For all his wealth, Dubonnet was a worker … well, of sorts. After a lot of graft, he had made himself a respected fabricator. Hispano-Suiza was his marque of choice. Using their style-soaked creations as source material, Dubonnet fashioned several racing prototypes. They graced grand European events and circuits – Monza, the Targa Florio, Le Mans and Boulogne among them. Not only did Dubonnet build his cars – he drove them, too. And did so well enough to be asked to join the Bugatti race équipe – by boss Ettore, no less.

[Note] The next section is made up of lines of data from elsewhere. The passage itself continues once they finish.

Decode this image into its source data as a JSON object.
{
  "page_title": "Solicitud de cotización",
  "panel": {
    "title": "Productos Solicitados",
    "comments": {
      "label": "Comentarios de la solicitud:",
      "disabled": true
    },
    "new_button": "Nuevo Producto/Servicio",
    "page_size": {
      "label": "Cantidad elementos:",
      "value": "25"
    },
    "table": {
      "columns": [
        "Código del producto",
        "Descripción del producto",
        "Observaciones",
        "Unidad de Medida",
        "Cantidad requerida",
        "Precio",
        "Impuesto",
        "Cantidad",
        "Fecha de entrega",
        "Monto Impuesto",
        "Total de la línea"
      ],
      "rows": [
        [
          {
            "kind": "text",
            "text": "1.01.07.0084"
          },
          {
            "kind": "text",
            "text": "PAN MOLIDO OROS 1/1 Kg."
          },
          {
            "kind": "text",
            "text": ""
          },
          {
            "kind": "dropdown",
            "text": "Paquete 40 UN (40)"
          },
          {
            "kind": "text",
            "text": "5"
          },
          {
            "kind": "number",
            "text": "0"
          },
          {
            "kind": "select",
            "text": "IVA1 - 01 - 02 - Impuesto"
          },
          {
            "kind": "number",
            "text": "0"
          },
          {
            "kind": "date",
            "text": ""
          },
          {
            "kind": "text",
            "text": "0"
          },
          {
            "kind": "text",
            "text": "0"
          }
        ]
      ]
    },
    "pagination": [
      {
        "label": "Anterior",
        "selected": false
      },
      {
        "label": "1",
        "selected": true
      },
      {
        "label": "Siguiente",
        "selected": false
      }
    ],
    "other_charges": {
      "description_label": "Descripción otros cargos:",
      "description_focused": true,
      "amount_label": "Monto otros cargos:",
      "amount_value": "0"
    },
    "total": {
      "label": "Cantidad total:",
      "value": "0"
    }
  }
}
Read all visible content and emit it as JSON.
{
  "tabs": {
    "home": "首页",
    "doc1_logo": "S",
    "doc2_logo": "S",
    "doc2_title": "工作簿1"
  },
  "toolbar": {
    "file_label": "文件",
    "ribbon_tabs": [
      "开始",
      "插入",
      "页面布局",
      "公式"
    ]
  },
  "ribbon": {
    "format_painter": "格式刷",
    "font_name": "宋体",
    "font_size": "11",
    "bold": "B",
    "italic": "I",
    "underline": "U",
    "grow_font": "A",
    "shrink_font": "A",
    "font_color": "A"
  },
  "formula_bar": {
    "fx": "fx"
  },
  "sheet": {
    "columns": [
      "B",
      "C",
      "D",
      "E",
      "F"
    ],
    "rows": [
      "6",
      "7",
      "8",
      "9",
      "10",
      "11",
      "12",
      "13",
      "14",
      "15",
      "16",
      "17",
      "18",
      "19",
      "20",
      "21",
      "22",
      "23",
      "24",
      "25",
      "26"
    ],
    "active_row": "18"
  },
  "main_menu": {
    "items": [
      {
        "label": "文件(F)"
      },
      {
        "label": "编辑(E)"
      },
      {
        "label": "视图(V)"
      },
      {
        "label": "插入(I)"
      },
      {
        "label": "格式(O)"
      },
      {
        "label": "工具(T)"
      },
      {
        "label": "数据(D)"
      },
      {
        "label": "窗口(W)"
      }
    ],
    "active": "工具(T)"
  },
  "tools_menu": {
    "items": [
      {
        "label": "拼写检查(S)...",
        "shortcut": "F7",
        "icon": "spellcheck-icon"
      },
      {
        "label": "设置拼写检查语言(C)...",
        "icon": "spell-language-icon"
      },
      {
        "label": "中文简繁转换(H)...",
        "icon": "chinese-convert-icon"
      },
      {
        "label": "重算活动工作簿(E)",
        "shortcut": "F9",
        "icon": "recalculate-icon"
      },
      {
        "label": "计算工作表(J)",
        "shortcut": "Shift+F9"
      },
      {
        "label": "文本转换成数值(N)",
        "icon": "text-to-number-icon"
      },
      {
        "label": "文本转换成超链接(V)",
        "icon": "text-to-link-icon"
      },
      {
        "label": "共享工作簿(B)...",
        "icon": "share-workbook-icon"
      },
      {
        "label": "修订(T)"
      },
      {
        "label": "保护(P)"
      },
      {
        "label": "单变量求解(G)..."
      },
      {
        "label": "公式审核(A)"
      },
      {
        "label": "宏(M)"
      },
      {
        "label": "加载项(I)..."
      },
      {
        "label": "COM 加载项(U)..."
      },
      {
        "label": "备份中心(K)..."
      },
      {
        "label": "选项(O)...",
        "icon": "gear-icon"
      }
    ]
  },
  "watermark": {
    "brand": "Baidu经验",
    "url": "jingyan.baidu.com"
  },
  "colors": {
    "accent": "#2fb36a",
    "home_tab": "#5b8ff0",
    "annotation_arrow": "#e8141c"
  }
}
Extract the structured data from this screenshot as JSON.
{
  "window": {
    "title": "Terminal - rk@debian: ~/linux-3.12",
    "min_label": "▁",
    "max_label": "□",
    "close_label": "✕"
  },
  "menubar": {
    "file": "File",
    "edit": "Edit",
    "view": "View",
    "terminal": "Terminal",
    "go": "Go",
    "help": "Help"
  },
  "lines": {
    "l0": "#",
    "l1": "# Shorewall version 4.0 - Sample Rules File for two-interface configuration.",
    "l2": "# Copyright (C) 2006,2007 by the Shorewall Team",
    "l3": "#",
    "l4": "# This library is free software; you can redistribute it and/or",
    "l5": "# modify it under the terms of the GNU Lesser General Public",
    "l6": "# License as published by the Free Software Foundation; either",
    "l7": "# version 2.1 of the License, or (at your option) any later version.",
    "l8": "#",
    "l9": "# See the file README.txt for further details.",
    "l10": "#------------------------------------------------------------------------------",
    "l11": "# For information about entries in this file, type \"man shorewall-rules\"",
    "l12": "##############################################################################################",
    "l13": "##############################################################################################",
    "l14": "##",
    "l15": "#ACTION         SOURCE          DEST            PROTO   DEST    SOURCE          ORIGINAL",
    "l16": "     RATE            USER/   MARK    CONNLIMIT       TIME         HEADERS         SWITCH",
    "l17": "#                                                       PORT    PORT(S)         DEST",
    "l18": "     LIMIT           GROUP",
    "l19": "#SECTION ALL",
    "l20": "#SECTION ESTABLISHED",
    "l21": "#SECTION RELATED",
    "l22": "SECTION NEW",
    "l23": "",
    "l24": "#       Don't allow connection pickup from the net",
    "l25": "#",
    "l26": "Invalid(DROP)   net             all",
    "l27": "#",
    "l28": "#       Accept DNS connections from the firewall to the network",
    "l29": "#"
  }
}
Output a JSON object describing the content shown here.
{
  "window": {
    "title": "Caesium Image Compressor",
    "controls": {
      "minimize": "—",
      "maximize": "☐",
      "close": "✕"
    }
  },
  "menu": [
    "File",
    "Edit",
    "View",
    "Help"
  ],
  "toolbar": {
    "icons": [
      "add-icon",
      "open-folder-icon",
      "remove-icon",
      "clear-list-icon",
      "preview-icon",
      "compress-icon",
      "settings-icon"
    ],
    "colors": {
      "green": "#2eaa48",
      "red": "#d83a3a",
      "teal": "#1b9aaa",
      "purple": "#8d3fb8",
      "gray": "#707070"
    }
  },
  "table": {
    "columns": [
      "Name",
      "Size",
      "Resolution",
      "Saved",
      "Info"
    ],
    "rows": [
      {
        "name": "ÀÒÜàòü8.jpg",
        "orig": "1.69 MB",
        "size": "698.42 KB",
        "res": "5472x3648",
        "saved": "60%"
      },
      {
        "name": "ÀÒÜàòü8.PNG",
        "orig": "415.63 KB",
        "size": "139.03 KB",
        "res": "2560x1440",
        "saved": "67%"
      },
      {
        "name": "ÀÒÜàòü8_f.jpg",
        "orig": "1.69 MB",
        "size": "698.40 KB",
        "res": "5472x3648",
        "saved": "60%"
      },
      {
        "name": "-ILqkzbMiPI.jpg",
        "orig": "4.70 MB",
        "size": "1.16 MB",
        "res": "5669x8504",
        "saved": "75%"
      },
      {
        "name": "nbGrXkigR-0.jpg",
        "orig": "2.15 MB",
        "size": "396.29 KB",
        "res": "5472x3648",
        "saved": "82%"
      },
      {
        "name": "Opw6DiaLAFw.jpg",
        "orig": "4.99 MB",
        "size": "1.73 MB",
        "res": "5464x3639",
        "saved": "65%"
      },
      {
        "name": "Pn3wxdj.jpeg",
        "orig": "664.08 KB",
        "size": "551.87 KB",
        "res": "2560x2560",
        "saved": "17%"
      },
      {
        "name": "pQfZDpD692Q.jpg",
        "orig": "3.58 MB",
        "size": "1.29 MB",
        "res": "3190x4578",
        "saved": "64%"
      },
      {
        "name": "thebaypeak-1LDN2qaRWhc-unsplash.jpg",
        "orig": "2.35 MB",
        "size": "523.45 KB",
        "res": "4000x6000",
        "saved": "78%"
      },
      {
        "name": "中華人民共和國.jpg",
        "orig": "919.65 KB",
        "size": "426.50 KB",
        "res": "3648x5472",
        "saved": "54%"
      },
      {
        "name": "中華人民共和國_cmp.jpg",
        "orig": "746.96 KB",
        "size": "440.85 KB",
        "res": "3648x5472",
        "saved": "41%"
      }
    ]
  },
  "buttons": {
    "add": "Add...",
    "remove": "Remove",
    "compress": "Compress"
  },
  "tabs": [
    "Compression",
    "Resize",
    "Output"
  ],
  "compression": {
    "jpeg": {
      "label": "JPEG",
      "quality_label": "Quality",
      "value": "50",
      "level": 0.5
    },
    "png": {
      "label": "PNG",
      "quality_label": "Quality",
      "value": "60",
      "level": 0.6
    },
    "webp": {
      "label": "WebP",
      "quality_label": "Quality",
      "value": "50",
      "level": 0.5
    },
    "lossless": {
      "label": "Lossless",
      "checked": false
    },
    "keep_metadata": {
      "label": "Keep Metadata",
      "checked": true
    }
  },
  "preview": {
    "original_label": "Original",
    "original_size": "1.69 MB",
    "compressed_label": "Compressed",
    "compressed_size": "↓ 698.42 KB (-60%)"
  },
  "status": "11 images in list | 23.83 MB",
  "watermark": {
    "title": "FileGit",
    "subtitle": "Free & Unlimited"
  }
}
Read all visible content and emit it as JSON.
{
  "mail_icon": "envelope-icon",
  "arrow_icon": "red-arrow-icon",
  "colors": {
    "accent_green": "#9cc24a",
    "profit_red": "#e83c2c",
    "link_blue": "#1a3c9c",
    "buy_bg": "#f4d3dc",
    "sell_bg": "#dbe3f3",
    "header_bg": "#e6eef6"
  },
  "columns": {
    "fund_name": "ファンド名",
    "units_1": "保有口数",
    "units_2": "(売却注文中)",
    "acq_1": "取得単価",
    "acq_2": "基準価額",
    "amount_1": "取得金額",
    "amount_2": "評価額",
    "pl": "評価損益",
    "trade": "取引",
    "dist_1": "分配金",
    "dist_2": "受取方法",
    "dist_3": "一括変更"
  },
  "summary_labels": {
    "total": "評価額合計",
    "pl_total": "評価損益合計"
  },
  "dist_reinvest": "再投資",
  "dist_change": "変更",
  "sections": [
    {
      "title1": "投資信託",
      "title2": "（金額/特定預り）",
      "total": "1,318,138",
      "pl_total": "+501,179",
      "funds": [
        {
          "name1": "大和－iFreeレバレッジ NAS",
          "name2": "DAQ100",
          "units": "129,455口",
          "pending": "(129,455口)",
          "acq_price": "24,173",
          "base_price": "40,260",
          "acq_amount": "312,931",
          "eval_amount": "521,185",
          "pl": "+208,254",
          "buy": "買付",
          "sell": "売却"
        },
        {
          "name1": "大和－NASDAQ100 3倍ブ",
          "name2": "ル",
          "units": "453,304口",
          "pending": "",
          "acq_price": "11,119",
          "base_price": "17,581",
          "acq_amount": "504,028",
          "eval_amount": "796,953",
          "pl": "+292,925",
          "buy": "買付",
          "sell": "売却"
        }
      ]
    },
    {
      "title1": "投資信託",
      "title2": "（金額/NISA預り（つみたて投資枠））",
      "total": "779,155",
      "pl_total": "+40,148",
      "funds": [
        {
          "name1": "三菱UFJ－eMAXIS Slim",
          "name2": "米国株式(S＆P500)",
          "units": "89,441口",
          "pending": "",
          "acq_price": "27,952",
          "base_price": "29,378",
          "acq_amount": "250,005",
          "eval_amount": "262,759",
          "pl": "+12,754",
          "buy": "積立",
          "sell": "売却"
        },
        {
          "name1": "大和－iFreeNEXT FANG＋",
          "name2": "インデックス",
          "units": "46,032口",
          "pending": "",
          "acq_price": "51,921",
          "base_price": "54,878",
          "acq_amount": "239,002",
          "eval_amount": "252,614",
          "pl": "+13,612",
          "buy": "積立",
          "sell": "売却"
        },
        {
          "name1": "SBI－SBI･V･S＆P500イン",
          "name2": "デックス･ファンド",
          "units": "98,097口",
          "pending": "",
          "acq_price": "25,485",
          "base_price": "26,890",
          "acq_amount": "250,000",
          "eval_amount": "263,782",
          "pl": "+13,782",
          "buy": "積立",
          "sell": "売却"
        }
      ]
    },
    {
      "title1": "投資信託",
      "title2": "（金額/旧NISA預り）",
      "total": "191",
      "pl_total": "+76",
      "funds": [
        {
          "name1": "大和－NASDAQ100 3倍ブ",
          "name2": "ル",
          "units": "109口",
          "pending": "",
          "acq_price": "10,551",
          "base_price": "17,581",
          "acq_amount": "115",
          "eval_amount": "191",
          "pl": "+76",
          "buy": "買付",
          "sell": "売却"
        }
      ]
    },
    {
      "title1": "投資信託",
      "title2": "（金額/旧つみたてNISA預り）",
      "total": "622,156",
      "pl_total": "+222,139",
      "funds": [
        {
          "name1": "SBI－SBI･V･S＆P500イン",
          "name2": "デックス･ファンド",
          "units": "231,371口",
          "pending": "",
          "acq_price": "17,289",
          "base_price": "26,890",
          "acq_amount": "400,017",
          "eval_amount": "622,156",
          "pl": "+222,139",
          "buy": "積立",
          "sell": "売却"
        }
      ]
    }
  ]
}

Over time, Dubonnet assembled an impressive portfolio of clients. Indeed, GM acquired some of his research work – into hydro-pneumatic suspension and pumpless oil delivery. Even Dubonnet, though, needed help. To that end, he recruited Jacques Saoutchik to the Xenia cause. The fabled Russian coachbuilder was tasked with sorting the aerodynamic aspects of the car. After all, Dubonnet had land speed record attempts in mind. So, Saoutchik’s sought-after streamlining skills would be vital. Saoutchik also knew how to design a stunning-looking motor car. Sadly, the Xenia never broke any speed records. It did, however, play a prominent rôle in the opening of the Saint-Cloud tunnel – situated near Paris. The publicity must have been some consolation to Dubonnet for the Xenia’s lack of sporting success. Not that the Xenia lacked all of the attributes of an LSR car. For starters, it was 5.7m in length – aiding straight-line stability. Partly as a result of that, it could clock up 200km/h. So, for all its shortcomings – at least in LSR attempt terms – Dubonnet’s Hispano-Suiza H6B Xenia was an innovative and spectacular autocar. Motoring had never been so à la mode. Cheers, André!